The following interview was placed in the advance galleys of NOVEMBER, by Christopher Woodall.
Why choose fourteen working-class men in France during the 1970s as the subject matter for your novel? What in particular attracted you to that setting and time?
It wasn’t quite like that: I didn’t start with the desire to write a novel and then choose a subject, setting and time. The four novels of which November is the first came out of an experience which I had partly sought, partly stumbled into and which dumped the ‘subject’ in my lap – though it took me a while to appreciate it.
The phrase ‘fourteen working-class men’ makes them sound samey, whereas they could hardly be more different: one of the fourteen is actually the owner-manager of the plant; and the thirteen workers range widely in age, outlook, background and aspirations and hail from seven different countries. Even the six Frenchmen comprise a ‘Gypsy’, a ‘part-Gypsy’, a Marseillais, a hill farmer, and an ex-soldier. However, as I wrote in the novel’s Afterword, apart from such small details as nationality, appearance, gesture, and behaviour – fished like old hooks direct from my memory – each individual in the novel (including the scores of secondary characters) is the fruit of imagination.
Why did it take over 700 pages to do what you wanted to do with this book? Did you know it would or could be this length before you started?
When I started writing, I had no idea that a series of novels might eventuate. First came headlong prose devoid of people, wit, humour, real-world references, or any attempt to communicate. Later, when I began writing voluminously (an hour a day, a day a week, sometimes a week a month, always a month a year), the people appeared to self-fictionalise, materialising as from a fog, dragging with them a cohort of intimates, acquaintances, relationships and histories.
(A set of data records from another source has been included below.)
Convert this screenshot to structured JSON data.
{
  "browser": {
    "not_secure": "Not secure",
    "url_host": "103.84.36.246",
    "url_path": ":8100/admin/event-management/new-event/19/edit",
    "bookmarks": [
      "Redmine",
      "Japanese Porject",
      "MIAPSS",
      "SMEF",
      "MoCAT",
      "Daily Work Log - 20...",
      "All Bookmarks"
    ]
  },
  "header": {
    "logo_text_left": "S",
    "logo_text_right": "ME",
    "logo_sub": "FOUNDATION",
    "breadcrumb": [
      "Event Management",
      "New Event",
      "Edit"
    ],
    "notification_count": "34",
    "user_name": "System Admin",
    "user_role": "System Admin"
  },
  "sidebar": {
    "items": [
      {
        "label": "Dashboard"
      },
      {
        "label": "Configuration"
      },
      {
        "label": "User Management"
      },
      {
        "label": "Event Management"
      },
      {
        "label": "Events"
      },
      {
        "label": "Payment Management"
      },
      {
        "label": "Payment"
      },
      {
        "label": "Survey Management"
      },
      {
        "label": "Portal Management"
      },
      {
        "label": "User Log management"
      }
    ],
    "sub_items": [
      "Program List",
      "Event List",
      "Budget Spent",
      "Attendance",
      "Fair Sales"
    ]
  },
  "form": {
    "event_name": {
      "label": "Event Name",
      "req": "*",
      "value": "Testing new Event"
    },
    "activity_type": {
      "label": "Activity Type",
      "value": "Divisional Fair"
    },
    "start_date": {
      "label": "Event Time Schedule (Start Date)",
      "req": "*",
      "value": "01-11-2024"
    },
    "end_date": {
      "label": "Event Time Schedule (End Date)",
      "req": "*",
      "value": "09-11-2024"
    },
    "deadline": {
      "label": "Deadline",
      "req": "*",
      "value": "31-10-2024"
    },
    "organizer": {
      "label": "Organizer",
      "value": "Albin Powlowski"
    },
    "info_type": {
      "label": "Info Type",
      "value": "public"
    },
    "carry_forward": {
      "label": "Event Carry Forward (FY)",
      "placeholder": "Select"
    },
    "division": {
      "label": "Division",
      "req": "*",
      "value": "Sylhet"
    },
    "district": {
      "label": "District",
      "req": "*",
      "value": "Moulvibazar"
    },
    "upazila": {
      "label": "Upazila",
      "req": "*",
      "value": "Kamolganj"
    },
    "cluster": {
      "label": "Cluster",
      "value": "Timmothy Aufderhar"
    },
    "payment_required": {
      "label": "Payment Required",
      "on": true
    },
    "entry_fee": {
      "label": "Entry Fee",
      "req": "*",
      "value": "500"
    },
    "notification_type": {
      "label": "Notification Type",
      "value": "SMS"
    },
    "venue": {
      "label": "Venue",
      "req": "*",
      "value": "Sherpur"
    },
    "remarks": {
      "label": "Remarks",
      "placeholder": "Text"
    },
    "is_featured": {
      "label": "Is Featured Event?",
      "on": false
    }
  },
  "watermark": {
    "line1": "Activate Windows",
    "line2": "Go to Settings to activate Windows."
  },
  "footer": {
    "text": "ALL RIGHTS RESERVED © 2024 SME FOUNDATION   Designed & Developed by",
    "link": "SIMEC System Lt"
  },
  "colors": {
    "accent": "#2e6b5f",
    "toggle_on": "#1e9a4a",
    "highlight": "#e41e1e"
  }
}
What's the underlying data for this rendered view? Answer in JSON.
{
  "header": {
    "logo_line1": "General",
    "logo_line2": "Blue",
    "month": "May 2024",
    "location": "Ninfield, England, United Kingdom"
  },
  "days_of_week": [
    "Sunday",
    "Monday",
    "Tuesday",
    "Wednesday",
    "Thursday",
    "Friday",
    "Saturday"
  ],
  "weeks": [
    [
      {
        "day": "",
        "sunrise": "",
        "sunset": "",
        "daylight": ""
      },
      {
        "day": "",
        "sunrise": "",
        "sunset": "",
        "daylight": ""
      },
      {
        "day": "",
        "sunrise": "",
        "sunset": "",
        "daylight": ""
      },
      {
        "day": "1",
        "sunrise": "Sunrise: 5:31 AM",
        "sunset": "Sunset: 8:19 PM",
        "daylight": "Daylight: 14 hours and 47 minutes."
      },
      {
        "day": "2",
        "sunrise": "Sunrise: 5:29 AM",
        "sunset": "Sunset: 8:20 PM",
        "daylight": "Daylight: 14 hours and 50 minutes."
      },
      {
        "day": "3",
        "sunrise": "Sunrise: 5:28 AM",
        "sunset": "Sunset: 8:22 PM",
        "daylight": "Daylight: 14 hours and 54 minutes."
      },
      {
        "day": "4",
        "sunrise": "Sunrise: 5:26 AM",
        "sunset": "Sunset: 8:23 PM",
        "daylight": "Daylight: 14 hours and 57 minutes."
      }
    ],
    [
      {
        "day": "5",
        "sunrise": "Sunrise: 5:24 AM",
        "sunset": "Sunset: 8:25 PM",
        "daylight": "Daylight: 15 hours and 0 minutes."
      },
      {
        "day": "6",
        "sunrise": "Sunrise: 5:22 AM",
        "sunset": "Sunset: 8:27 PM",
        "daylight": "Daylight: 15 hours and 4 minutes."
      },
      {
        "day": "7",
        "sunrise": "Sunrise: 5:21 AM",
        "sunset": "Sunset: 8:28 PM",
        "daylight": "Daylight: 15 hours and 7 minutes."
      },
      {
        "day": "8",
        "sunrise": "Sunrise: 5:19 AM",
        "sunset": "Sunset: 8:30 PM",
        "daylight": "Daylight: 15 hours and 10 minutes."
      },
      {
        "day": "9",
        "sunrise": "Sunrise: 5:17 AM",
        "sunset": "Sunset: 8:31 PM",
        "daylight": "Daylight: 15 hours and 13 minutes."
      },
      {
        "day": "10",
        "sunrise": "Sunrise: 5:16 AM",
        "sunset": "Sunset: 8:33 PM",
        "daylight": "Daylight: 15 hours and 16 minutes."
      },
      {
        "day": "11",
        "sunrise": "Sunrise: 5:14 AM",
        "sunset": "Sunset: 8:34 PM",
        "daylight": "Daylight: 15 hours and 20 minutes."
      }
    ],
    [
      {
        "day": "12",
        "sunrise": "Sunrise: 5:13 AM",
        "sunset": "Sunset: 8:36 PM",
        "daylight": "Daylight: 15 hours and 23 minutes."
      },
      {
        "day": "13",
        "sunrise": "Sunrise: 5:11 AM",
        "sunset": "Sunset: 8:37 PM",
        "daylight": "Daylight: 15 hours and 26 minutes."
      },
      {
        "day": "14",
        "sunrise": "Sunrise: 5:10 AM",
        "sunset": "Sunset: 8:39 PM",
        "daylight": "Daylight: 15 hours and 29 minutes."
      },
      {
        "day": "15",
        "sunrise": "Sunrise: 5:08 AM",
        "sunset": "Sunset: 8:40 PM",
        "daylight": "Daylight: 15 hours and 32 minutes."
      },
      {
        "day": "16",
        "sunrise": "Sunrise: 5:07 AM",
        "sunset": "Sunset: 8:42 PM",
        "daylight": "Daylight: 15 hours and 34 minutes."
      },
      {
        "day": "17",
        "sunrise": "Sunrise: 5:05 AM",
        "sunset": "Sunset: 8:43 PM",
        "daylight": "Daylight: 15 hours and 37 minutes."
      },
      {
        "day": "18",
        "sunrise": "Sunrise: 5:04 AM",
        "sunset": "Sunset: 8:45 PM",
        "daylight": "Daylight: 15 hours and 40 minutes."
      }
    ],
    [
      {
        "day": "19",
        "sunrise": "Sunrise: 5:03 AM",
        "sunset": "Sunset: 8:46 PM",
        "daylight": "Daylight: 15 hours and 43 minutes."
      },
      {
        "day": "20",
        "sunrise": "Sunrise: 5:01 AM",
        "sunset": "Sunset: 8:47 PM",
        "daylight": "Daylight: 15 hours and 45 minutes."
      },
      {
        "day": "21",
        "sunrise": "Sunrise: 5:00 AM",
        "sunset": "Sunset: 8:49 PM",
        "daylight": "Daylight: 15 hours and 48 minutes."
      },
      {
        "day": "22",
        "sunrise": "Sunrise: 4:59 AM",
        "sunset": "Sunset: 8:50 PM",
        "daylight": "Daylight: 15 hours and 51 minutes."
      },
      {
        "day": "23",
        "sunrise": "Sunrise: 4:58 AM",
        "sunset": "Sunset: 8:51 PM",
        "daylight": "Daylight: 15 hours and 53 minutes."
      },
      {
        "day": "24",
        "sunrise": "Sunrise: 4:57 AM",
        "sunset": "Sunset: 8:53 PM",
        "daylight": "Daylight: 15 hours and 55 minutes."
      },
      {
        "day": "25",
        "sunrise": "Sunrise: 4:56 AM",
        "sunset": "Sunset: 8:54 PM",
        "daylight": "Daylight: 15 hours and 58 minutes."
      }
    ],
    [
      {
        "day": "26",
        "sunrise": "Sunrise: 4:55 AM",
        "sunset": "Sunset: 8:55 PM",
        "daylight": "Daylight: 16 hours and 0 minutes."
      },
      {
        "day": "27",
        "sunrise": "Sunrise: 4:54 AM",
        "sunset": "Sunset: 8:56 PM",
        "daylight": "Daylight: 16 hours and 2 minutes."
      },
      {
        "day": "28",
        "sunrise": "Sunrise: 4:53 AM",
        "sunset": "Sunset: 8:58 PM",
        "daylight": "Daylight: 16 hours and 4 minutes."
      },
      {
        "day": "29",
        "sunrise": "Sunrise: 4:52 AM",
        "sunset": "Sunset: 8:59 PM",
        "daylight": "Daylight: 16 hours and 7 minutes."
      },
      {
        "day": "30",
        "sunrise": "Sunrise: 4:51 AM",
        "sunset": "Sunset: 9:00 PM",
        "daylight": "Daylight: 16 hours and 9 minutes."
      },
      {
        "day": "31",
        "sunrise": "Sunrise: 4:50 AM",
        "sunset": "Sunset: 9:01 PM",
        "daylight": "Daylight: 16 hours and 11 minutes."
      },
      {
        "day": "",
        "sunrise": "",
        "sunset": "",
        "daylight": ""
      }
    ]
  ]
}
The more questions I asked, the more answers I got. I soon had thousands of pages of scenes, dialogues, notes. Only then did I work out a structure for a suite of novels.
What I sought to do with November, while bracketing society and history from the narrators’ purview, was to get at the ‘things themselves’ – the work, the place, the processes, the lives of bodies and minds, as they might have unfolded second by second. Rather than floodlight any single man, I wanted to foreground each in turn, individually, in twos, or in groups, creating a fiction of group experience where each member is semi-detached, semi-estranged; I could do this only by multiplying perspectives. When I realized that the grain of the writing and the organization of its parts had also to change markedly throughout the course of November, I knew I had a long novel on my hands.
What were your biggest challenges writing November?
I was eager for November to be compelling not in spite of but because of the absence of a main protagonist and straightforward narrative arc. I came to think of both the writing and the reading as cognitive: I wrote to find out what I wanted to know (involving sometimes quasi-scientific experiments: what is there between Luigi and Jean? Bring them together and see…); similarly, the reading needed to be driven by a curiosity to know more. The work entailed labyrinthine mapping, always overwhelmed by the writing itself, then fresh mapping, and so on.
Who’s your perfect reader for this novel?
No exclusive reading expertise is required, merely a readiness to take the odd word on trust or to look something up. An interest in unfamiliar human territory would help… but isn’t that a requirement of all fiction?
An advance review likened your book to Jean Eustache’s 1973 film The Mother and the Whore, and called the novel ‘complex, deep, and seemingly unending.’ Do you think the comparison is a good one and the comment fair?
I’ve just seen Eustache’s wonderful film. The comparison is surprising but welcome. As for the comment, I’ll take it as single-edged. Complex – certainly. Deep – maybe, but light too. Unending? Of course.
How far along are you with future volumes in this series?
Some of the writing is done, more remains ahead. I’m faced with a whole set of new difficulties, but I’m learning.